The Edina City Council spent nearly two hours wrestling with whether to pass a mandatory mask mandate at a special meeting on Friday. City leaders heard from local health department officials, examined data and charts, and asked dozens of questions.

"It is really difficult to know what to do," said Edina Mayor James Hovland at one point.

They ultimately passed a resolution that requested and strongly encouraged residents to wear a face covering in public places but stopped short of a mandate.

"The people who deal with the public are tired of being yelled at. The stress is overwhelming," said Council Member Carolyn Jackson. "I wish there was another way to raise the alarm other than a mandate."

On Monday night, the city of Bloomington will consider a resolution asking for voluntary compliance including mask wearing in areas of substantial or high community transmission.

"It is not a mask mandate, but it is a very strongly worded encouragement to follow all the recommendations of the CDC and the Minnesota Department of Health," said Bloomington Mayor Tim Busse.

The resolution also implores residents and businesses to be "kind and patient with each other."

Busse said he believes the City Council will pass it.

"I don't see it as political. I see it as good public policy," Busse said.

But other suburban leaders say they lack the political will and the staff to enforce new mask policies at this time.

"I think it comes down to what is our role as local government on infringing on people's rights," said South St. Paul Administrator Joel Hanson. "If it's such a critical policy, it should be happening at a higher level of government."

Smaller cities don't have the resources to follow through, he said.

"Our ability to enforce those kinds of restrictions are nonexistent," Hanson said.

"We think it's really smart to wear masks when you are out in public," said Maplewood Mayor Marylee Abrams. "We don't have an appetite to create a city ordinance."

She said enforcement is the big issue.

"The question for us is who is going to enforce mask wearing? It's really not a law enforcement issue," Abrams said.

Richfield spokesman Neil Ruhland said masking policies stir passions so elected leaders are weighing public feedback.

"We have individuals that are very pro-masking and you have residents that are very opposed to mask mandates," Ruhland said. "Right now we are fielding feedback and listening to individuals. There is no specific time frame for any decision to be made."

"Minneapolis and St. Paul can move quickly because they have more resources," he said.

The rise in cases tied to the omicron variant has prompted larger cities, such as Minneapolis and St. Paul, to increase their COVID-19 requirements. Both cities have faced a surge in cases since the arrival of the highly contagious omicron variant. Minneapolis officials said Friday that the community transmission rate now exceeds 900 cases per 100,000 individuals, putting the city in the "high-risk area" category defined by the federal Centers for Disease Control and Prevention.
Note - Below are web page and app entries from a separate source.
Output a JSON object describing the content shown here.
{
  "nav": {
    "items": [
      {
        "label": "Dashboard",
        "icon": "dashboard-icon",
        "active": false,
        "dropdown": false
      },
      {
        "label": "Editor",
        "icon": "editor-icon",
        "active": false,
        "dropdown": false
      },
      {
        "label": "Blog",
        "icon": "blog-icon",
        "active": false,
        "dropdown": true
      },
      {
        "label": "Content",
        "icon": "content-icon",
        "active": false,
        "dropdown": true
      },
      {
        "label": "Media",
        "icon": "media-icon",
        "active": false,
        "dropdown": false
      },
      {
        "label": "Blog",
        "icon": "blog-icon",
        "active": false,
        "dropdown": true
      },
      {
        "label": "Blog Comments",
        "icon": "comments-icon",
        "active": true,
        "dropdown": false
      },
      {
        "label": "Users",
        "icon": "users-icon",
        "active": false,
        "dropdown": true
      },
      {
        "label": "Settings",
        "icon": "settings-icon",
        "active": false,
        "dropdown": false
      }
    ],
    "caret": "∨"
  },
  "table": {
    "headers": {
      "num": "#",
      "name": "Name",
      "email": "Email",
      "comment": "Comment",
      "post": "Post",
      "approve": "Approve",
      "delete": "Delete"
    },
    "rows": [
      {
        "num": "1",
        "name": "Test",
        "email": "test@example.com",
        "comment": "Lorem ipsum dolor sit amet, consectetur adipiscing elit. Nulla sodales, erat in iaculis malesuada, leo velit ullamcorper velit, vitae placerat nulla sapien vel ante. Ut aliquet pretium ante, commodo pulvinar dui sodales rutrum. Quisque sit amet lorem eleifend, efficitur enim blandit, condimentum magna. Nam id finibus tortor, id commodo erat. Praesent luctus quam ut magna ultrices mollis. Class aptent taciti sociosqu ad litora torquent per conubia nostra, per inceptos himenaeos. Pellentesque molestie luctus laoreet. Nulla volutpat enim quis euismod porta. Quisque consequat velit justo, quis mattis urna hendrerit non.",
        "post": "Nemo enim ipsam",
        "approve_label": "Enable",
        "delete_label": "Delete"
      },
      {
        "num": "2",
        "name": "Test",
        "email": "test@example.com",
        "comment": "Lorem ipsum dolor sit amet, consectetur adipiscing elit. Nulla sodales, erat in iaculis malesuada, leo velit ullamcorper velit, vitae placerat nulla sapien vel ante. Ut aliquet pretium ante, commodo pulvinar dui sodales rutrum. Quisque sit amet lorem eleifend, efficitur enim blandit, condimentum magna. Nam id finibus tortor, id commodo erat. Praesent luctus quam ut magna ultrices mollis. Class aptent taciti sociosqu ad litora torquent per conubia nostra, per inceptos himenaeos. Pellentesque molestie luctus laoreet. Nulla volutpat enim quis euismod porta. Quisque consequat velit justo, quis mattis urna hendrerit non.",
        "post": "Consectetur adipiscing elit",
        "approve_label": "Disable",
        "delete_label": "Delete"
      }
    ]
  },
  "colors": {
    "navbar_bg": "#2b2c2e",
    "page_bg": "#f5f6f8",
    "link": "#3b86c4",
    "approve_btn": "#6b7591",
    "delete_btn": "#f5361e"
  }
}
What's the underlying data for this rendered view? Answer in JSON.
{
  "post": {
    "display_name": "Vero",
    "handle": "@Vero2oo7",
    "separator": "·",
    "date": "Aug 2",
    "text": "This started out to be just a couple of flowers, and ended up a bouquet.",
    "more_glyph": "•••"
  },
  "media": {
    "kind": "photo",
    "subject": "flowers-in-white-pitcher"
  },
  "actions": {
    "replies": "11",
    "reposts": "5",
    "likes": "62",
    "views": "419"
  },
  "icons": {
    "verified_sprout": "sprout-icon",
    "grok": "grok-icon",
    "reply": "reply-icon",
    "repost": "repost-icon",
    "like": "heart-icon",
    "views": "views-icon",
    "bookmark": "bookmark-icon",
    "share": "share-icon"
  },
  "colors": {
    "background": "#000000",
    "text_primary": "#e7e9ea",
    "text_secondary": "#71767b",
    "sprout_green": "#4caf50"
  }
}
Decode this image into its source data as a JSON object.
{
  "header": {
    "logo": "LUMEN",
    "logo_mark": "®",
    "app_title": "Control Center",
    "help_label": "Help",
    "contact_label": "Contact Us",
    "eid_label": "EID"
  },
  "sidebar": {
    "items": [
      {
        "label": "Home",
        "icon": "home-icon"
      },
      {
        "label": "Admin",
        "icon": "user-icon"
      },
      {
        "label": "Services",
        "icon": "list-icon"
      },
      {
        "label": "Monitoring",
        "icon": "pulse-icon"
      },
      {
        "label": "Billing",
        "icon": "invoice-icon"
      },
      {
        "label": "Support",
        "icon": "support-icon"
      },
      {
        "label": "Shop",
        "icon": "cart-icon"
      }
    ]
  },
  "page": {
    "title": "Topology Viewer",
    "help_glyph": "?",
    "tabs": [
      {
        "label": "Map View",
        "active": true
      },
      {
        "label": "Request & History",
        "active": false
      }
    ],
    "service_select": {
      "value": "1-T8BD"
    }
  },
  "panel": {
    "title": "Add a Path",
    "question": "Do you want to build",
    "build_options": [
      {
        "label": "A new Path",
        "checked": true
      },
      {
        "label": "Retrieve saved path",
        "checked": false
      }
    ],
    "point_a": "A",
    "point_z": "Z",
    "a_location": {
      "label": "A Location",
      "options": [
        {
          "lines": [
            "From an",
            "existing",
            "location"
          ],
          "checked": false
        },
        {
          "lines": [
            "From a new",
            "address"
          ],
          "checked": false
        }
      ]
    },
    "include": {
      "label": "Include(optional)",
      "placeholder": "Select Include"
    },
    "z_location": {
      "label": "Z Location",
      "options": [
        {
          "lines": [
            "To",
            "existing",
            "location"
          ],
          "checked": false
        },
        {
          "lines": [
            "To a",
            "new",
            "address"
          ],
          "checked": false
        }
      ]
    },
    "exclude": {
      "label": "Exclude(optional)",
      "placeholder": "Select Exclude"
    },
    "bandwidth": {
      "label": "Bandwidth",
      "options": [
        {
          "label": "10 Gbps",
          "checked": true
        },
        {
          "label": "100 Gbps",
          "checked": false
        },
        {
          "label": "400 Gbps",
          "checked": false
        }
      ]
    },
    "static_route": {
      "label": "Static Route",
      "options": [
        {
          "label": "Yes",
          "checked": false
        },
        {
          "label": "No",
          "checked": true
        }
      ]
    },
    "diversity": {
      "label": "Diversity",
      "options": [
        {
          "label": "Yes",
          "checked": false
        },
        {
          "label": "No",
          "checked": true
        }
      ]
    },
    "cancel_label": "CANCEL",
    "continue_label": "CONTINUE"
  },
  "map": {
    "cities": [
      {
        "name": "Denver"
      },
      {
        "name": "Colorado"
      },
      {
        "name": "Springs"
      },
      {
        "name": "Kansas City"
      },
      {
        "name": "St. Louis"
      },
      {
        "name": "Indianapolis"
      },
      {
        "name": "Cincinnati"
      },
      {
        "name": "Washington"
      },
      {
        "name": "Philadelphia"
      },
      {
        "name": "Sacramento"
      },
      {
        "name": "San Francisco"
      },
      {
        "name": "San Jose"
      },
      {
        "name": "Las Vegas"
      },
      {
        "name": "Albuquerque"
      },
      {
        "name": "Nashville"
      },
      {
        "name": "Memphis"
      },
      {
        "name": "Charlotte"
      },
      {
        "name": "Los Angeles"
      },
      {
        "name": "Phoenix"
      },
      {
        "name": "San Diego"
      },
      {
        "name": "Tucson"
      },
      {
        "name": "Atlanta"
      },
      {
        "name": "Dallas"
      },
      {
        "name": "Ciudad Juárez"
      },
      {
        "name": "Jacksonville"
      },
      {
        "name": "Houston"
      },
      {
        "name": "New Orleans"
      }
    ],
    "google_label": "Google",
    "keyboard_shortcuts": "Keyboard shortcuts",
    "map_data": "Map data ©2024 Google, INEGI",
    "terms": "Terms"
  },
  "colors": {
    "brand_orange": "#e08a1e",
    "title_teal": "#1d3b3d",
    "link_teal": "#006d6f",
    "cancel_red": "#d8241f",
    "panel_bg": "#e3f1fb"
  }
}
Minneapolis and St. Paul renewed mask requirements effective Thursday, and the mayors in both cities are considering whether they should require people to provide proof of vaccination to enter gathering places, such as bars or restaurants. Similar policies have been implemented elsewhere in the country, primarily in large cities run by Democrats.

The policies vary. Many cities also extended the requirements to gyms, theaters or sports venues. Some cities only accept proof of a vaccination, while others allow people to show a negative COVID-19 test in lieu of that. Some cities, such as New York City and Los Angeles, have had the requirements for weeks or months. Others, such as Chicago and Philadelphia, are in the process of rolling out requirements.

In the places with requirements, the enforcement has been uneven, according to a report from The Associated Press. The report found that some places were waving people in if they flashed a vaccination card, while others were strictly inspecting it and cross-referencing it with people's ID cards. Some cities focused their efforts on the establishments, fining them if they repeatedly failed to check customers' vaccination status.

Staff writer Erin Adler contributed to this report.